Task item:
List all lines of the data that include the string "META".
◇ ◇ ◇ ◇ ◇
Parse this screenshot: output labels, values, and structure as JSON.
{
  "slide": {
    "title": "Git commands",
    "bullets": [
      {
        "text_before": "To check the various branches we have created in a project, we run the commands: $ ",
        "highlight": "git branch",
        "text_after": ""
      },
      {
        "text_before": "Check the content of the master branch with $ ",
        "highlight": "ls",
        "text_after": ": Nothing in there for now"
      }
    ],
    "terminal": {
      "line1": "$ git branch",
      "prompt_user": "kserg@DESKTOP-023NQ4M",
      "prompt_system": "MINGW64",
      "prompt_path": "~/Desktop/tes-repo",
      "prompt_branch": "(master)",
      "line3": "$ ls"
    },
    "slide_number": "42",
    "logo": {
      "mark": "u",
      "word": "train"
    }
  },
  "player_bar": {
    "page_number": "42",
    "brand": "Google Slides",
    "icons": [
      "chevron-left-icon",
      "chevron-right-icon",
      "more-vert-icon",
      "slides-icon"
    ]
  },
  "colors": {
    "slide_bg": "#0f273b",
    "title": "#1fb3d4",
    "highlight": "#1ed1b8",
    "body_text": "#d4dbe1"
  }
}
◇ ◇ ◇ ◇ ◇
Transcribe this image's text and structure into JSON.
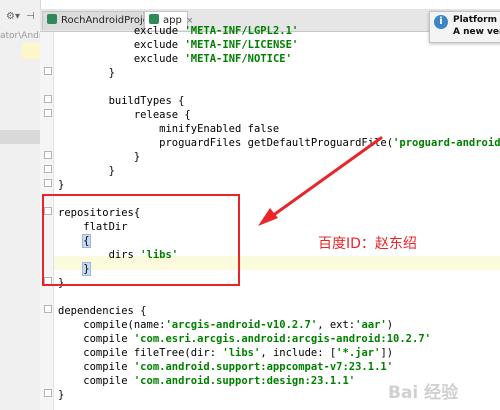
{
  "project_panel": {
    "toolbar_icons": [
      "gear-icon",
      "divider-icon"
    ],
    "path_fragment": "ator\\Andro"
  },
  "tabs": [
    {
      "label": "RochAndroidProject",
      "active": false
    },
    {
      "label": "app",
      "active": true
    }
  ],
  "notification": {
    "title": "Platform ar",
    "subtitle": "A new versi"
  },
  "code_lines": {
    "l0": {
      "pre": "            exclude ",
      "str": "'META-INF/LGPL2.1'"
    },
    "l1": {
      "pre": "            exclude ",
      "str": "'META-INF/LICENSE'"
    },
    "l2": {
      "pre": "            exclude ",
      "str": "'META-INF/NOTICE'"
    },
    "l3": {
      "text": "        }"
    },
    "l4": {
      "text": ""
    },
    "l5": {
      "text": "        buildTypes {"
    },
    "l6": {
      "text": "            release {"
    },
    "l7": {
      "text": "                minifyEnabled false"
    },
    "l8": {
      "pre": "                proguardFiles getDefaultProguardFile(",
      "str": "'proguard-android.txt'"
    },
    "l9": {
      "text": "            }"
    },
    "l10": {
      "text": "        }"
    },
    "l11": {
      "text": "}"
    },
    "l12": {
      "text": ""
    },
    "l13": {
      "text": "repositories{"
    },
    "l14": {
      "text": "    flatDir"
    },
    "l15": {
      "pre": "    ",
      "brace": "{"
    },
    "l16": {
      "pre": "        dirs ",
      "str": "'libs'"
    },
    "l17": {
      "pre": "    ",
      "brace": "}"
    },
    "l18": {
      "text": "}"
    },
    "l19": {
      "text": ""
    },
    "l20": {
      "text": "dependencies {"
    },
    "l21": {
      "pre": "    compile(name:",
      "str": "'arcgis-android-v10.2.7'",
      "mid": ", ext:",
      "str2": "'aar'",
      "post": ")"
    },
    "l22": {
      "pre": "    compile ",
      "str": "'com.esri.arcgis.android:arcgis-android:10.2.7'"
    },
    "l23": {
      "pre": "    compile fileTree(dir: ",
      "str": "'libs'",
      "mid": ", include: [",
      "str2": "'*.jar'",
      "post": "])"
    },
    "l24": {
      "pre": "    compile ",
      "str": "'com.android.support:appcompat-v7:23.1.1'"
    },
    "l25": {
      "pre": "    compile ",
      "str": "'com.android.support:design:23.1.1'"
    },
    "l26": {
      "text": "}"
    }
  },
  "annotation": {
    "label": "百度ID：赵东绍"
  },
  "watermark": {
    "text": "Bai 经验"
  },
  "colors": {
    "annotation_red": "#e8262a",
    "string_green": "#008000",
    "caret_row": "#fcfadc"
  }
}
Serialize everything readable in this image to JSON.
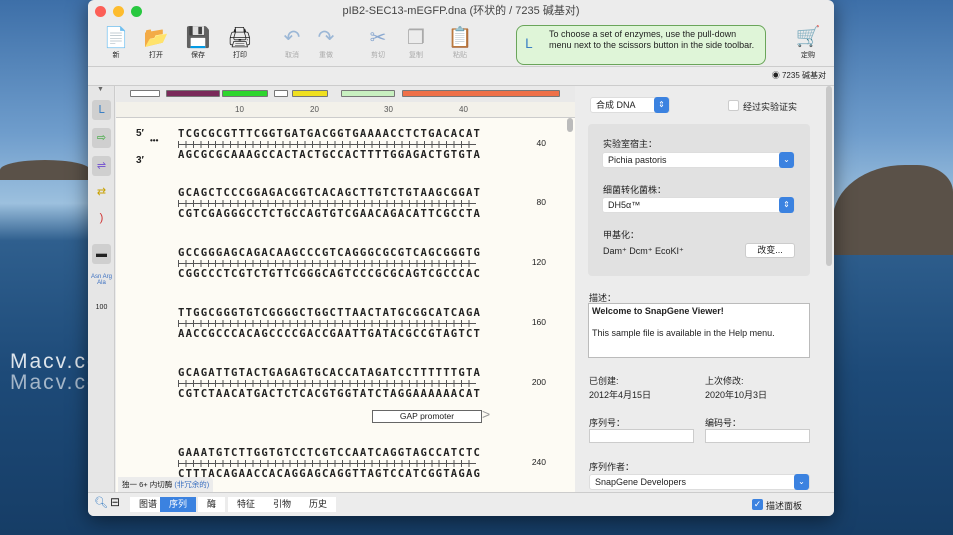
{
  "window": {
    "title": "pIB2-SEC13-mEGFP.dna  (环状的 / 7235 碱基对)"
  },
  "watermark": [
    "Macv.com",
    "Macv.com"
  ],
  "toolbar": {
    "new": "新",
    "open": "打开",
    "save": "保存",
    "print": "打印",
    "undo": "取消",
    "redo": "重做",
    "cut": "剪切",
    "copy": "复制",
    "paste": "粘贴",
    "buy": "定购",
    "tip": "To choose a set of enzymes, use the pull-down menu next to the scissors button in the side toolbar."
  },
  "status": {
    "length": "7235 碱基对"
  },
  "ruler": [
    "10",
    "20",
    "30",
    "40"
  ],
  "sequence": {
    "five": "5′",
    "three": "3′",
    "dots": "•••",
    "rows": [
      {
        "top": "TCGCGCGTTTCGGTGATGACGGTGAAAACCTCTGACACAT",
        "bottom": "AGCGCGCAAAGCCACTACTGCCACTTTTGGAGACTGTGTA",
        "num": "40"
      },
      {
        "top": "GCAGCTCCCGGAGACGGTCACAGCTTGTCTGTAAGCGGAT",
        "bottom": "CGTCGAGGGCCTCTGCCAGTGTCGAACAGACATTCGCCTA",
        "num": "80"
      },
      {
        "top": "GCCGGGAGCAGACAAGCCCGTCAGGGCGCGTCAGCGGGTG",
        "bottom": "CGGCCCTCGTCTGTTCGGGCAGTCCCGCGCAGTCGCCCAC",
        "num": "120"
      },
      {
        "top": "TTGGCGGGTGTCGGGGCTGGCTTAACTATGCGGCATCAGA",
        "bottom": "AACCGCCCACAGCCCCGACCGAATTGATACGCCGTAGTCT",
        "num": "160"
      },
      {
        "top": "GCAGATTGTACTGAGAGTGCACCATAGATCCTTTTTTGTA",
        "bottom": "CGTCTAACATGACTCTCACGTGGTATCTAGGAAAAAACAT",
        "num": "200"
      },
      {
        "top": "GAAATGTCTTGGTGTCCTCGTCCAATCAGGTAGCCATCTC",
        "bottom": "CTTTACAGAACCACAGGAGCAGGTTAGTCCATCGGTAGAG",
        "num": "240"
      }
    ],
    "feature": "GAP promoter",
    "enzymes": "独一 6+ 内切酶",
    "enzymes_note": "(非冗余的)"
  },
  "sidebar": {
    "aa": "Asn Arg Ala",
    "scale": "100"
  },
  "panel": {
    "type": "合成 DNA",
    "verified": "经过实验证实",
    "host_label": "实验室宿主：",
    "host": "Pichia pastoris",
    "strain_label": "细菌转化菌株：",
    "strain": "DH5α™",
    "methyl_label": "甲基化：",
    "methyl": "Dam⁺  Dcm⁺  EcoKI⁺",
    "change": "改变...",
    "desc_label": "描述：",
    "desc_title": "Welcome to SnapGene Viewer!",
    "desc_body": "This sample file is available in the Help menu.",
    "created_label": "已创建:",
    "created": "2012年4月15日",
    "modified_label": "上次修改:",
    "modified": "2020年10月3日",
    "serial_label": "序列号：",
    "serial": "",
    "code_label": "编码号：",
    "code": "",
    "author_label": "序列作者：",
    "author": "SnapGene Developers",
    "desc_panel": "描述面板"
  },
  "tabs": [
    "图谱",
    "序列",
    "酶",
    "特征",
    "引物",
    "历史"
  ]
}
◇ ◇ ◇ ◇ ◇
Exercise result:
      "str": "'META-INF/LGPL2.1'"
      "str": "'META-INF/LICENSE'"
      "str": "'META-INF/NOTICE'"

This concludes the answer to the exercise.